*** Provided records ***

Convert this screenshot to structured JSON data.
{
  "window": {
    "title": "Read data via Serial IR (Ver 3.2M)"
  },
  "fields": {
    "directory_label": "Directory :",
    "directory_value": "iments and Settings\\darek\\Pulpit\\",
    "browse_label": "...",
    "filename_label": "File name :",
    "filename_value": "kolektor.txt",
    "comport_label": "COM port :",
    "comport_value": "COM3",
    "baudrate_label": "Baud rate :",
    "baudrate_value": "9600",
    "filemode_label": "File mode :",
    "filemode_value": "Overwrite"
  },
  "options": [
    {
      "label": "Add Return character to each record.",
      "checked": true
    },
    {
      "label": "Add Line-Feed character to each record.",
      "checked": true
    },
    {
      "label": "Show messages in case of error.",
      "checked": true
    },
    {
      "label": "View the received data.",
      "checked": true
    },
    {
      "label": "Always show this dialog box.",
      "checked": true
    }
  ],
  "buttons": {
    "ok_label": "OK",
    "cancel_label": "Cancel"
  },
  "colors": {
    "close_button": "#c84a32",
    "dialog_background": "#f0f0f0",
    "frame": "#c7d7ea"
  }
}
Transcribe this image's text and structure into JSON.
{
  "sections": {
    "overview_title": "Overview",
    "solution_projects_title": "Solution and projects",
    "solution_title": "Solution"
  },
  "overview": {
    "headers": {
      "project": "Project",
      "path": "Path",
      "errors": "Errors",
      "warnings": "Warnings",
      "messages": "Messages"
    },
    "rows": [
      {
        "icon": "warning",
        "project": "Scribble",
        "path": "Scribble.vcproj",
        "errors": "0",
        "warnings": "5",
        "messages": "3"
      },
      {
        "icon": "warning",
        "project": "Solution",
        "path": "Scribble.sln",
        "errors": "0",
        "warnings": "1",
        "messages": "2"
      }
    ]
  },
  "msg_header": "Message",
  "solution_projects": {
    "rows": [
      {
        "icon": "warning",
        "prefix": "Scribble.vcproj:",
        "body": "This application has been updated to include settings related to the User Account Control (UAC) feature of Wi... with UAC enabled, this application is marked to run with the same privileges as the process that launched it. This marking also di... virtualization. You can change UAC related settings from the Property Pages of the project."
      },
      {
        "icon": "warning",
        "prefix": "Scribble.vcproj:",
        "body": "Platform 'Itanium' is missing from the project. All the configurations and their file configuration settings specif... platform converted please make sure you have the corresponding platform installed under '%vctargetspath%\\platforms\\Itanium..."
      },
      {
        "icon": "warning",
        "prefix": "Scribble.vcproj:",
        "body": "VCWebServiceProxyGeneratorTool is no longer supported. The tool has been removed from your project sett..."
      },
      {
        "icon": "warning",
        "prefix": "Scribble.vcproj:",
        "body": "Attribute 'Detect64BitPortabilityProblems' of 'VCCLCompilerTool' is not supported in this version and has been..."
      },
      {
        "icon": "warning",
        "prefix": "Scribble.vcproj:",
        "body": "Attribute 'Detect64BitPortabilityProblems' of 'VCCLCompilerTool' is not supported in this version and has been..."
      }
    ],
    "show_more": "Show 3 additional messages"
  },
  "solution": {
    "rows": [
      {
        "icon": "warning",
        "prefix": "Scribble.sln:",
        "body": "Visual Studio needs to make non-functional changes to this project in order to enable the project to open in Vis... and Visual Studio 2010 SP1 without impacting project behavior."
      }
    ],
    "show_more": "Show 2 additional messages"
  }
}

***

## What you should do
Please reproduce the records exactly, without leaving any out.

## Solution to this exercise
Convert this screenshot to structured JSON data.
{
  "window": {
    "title": "Read data via Serial IR (Ver 3.2M)"
  },
  "fields": {
    "directory_label": "Directory :",
    "directory_value": "iments and Settings\\darek\\Pulpit\\",
    "browse_label": "...",
    "filename_label": "File name :",
    "filename_value": "kolektor.txt",
    "comport_label": "COM port :",
    "comport_value": "COM3",
    "baudrate_label": "Baud rate :",
    "baudrate_value": "9600",
    "filemode_label": "File mode :",
    "filemode_value": "Overwrite"
  },
  "options": [
    {
      "label": "Add Return character to each record.",
      "checked": true
    },
    {
      "label": "Add Line-Feed character to each record.",
      "checked": true
    },
    {
      "label": "Show messages in case of error.",
      "checked": true
    },
    {
      "label": "View the received data.",
      "checked": true
    },
    {
      "label": "Always show this dialog box.",
      "checked": true
    }
  ],
  "buttons": {
    "ok_label": "OK",
    "cancel_label": "Cancel"
  },
  "colors": {
    "close_button": "#c84a32",
    "dialog_background": "#f0f0f0",
    "frame": "#c7d7ea"
  }
}
Transcribe this image's text and structure into JSON.
{
  "sections": {
    "overview_title": "Overview",
    "solution_projects_title": "Solution and projects",
    "solution_title": "Solution"
  },
  "overview": {
    "headers": {
      "project": "Project",
      "path": "Path",
      "errors": "Errors",
      "warnings": "Warnings",
      "messages": "Messages"
    },
    "rows": [
      {
        "icon": "warning",
        "project": "Scribble",
        "path": "Scribble.vcproj",
        "errors": "0",
        "warnings": "5",
        "messages": "3"
      },
      {
        "icon": "warning",
        "project": "Solution",
        "path": "Scribble.sln",
        "errors": "0",
        "warnings": "1",
        "messages": "2"
      }
    ]
  },
  "msg_header": "Message",
  "solution_projects": {
    "rows": [
      {
        "icon": "warning",
        "prefix": "Scribble.vcproj:",
        "body": "This application has been updated to include settings related to the User Account Control (UAC) feature of Wi... with UAC enabled, this application is marked to run with the same privileges as the process that launched it. This marking also di... virtualization. You can change UAC related settings from the Property Pages of the project."
      },
      {
        "icon": "warning",
        "prefix": "Scribble.vcproj:",
        "body": "Platform 'Itanium' is missing from the project. All the configurations and their file configuration settings specif... platform converted please make sure you have the corresponding platform installed under '%vctargetspath%\\platforms\\Itanium..."
      },
      {
        "icon": "warning",
        "prefix": "Scribble.vcproj:",
        "body": "VCWebServiceProxyGeneratorTool is no longer supported. The tool has been removed from your project sett..."
      },
      {
        "icon": "warning",
        "prefix": "Scribble.vcproj:",
        "body": "Attribute 'Detect64BitPortabilityProblems' of 'VCCLCompilerTool' is not supported in this version and has been..."
      },
      {
        "icon": "warning",
        "prefix": "Scribble.vcproj:",
        "body": "Attribute 'Detect64BitPortabilityProblems' of 'VCCLCompilerTool' is not supported in this version and has been..."
      }
    ],
    "show_more": "Show 3 additional messages"
  },
  "solution": {
    "rows": [
      {
        "icon": "warning",
        "prefix": "Scribble.sln:",
        "body": "Visual Studio needs to make non-functional changes to this project in order to enable the project to open in Vis... and Visual Studio 2010 SP1 without impacting project behavior."
      }
    ],
    "show_more": "Show 2 additional messages"
  }
}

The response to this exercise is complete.